Our mouths were impressed by StormBreaker’s Cloud Ripper IPA (6.0% ABV, 78 IBU) which boasts a complex four-hop profile and a remarkably smooth finish. Widmer‘s brand-new Upheaval IPA (7.0% ABV, 85 IBU) also pleased our palates, boasting six hops sourced from both hemispheres and a tropical, citrusy finish.
For the third year in a row, proceeds from Bridge to Brews go to Molly’s Fund Fighting Lupus, a local non-profit foundation with international reach. Molly’s Fund aims to inform the public about lupus and advocates for those with the disease by partnering with the community, medical organizations/professionals, and the insurance industry.
To learn more about lupus and Molly’s Fund, we spoke with Molly’s Fund Executive Director David Szyplinski, with board member and Lupus patient Julie Duvall, and with Molly herself, the young woman whose name adorns the fund and whose life has been forever changed by lupus.

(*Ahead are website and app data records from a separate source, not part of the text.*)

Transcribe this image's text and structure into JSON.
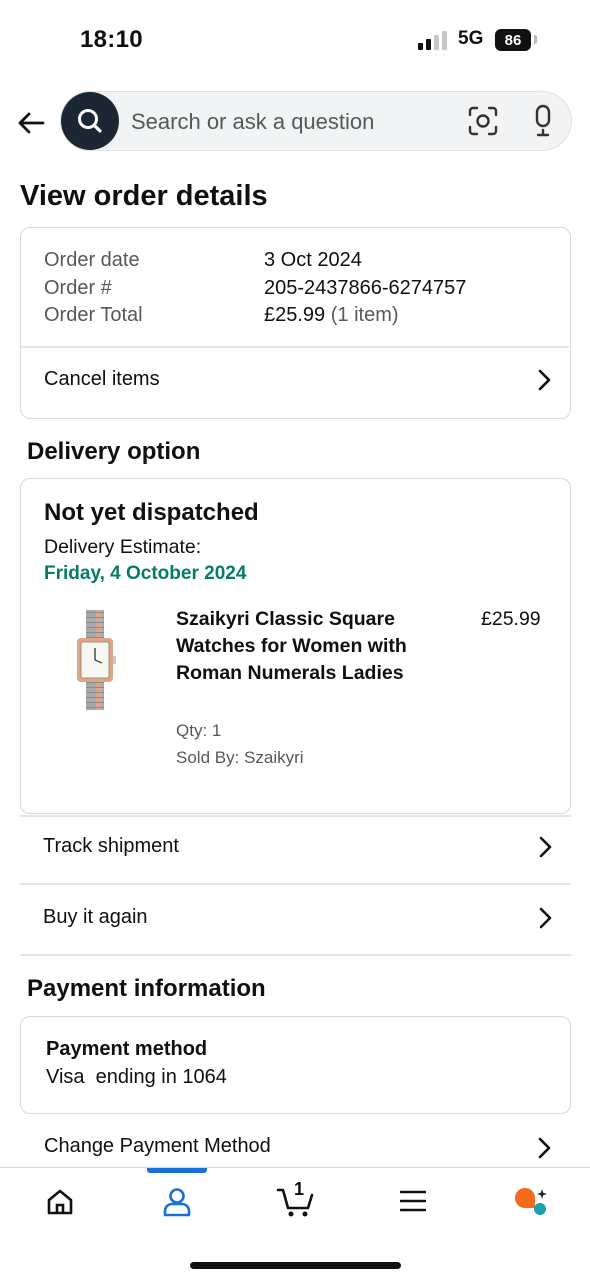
{
  "status_bar": {
    "time": "18:10",
    "network": "5G",
    "battery": "86"
  },
  "search": {
    "placeholder": "Search or ask a question"
  },
  "page_title": "View order details",
  "order_summary": {
    "rows": [
      {
        "label": "Order date",
        "value": "3 Oct 2024"
      },
      {
        "label": "Order #",
        "value": "205-2437866-6274757"
      },
      {
        "label": "Order Total",
        "value": "£25.99",
        "suffix": "(1 item)"
      }
    ],
    "cancel_label": "Cancel items"
  },
  "delivery": {
    "heading": "Delivery option",
    "status": "Not yet dispatched",
    "estimate_label": "Delivery Estimate:",
    "estimate_date": "Friday, 4 October 2024",
    "product": {
      "title": "Szaikyri Classic Square Watches for Women with Roman Numerals Ladies",
      "price": "£25.99",
      "qty": "Qty: 1",
      "sold_by": "Sold By: Szaikyri"
    },
    "track_label": "Track shipment",
    "buy_again_label": "Buy it again"
  },
  "payment": {
    "heading": "Payment information",
    "method_label": "Payment method",
    "method_value": "Visa  ending in 1064",
    "change_label": "Change Payment Method"
  },
  "bottom_nav": {
    "cart_count": "1",
    "items": [
      "home-icon",
      "account-icon",
      "cart-icon",
      "menu-icon",
      "rufus-icon"
    ],
    "active": "account-icon",
    "accent": "#1b6fd8"
  },
  "colors": {
    "delivery_date": "#067d62",
    "search_button": "#1b2733"
  }
}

Their goal with partnering with organizations like Terrapin Events (which organizes Bridge to Brews) is to raise awareness of the disease, to advocate early diagnosis and understanding, and to raise funds for continual research toward finding a cure. In doing so, they aim to keep things fun, so that people are more apt to want to learn about lupus. Several years before, Julie created the slogan “Lupus Sucks,” and together they have created LuTus where runners supporting Molly’s Fund wear purple tutus to show solidarity. This year, Molly’s Fund had 25 runners run with LuTus. Next year, their goal is 500 runners.

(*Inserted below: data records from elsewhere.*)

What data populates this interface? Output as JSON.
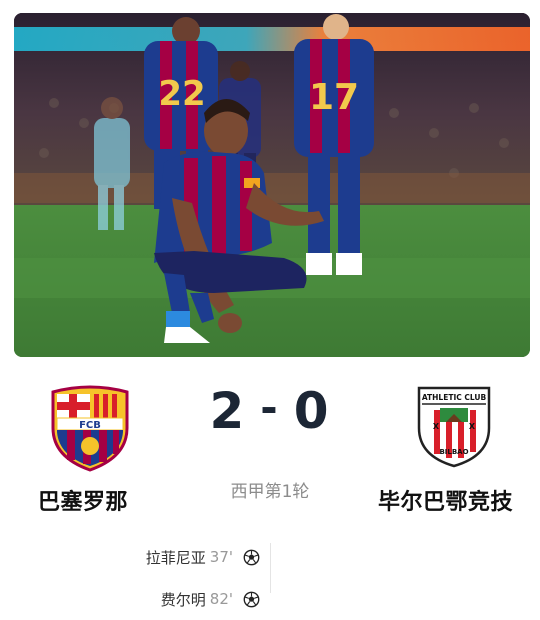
{
  "match": {
    "home_team": "巴塞罗那",
    "away_team": "毕尔巴鄂竞技",
    "home_score": "2",
    "away_score": "0",
    "separator": "-",
    "round": "西甲第1轮",
    "home_crest_text": "FCB",
    "away_crest_text_top": "ATHLETIC CLUB",
    "away_crest_text_bottom": "BILBAO"
  },
  "scorers": [
    {
      "name": "拉菲尼亚",
      "minute": "37'",
      "icon": "football-icon"
    },
    {
      "name": "费尔明",
      "minute": "82'",
      "icon": "football-icon"
    }
  ],
  "photo": {
    "player_number_left": "22",
    "player_number_right": "17",
    "description_icon": "match-photo"
  },
  "colors": {
    "barca_blue": "#1d3c8f",
    "barca_red": "#a50044",
    "athletic_red": "#d81f2a",
    "score_color": "#1c2635"
  }
}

Unless you or someone you know has lupus, you may not know that up to 1.5 million Americans, and 5 million people worldwide, are afflicted by some form of the disease. Lupus is an autoimmune disease that, for unknown reasons, causes the immune system to attack the body’s own tissues and organs, including joints, kidneys, heart, lungs, brain, blood, and skin. Diagnosing lupus can be difficult because no two lupus patients are the same. Often, lupus hides behind other diseases as a shadow disease, causing those who are suffering with it to feel like hypochrondriacs before they are properly diagnosed.
Molly herself, diagnosed with the disease in 2005 after a year and a half of fighting infection after infection, describes it like this: “Someone without lupus gets a cold, and his/her immune system fights it off. Someone with lupus gets a cold, and his/her immune system fights it, and then continues to fight all the good parts of the body, essentially betraying his or her own body.”

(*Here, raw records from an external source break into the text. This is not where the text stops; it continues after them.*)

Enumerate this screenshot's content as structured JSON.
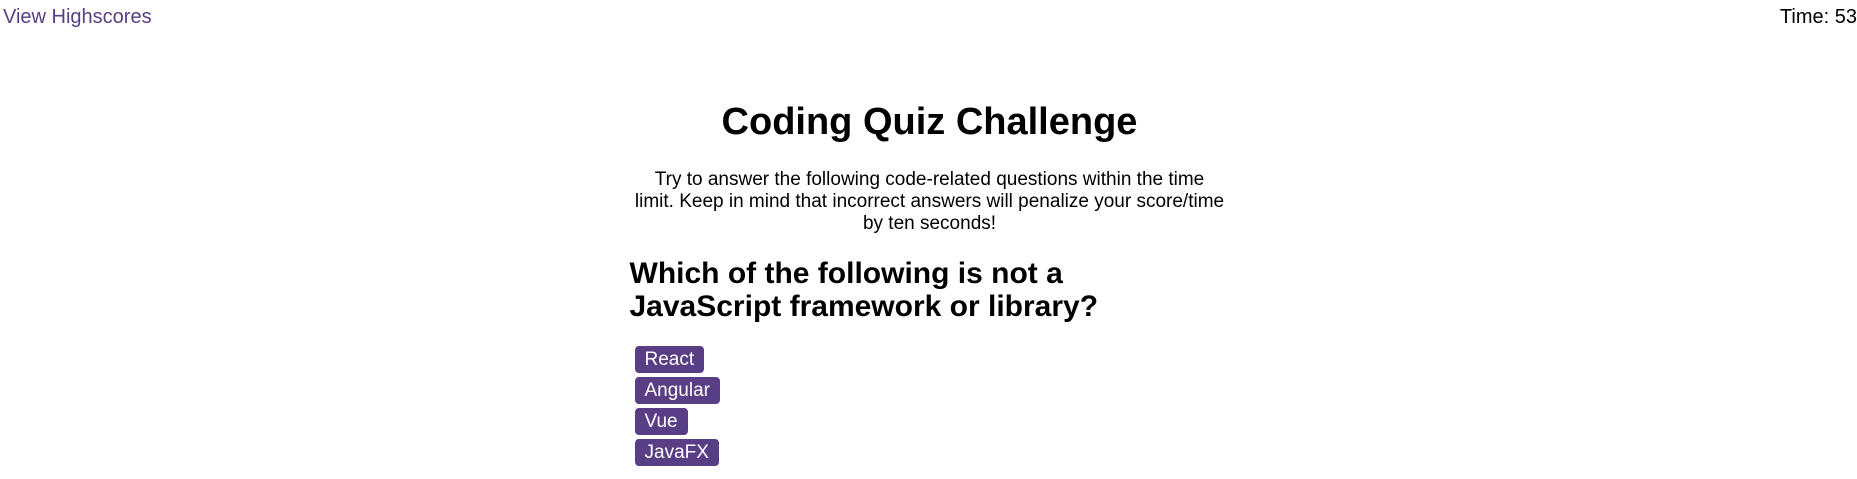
{
  "header": {
    "highscores_link": "View Highscores",
    "timer_label": "Time:",
    "timer_value": "53"
  },
  "quiz": {
    "title": "Coding Quiz Challenge",
    "intro": "Try to answer the following code-related questions within the time limit. Keep in mind that incorrect answers will penalize your score/time by ten seconds!",
    "question": "Which of the following is not a JavaScript framework or library?",
    "choices": [
      "React",
      "Angular",
      "Vue",
      "JavaFX"
    ]
  },
  "colors": {
    "accent": "#5a3e85",
    "button_text": "#ffffff"
  }
}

How can you get involved? Run in an event supporting Molly’s Fund. Join the 100 runners already signed up to sport their LuTus in Run like Hell, which takes place October 26, 2014. Learn about lupus and tell your friends. Otherwise, plan to run in next year’s Bridge to Brews. In 2015, we are told the event will be bigger and even better than this year’s. With a wider variety of brews and a less muddy less muddy, Bridge to Brews will continue to be the running/beer event to attend in April in Portland.
Also, it’s important to know the cause associated with the event, and choose the event based on the cause you want to support. If you love to run/walk, do it for fun AND for a great cause!
All told, Bridge To Brews has something for everyone, and we highly recommend participating in 2015. We just might see you there!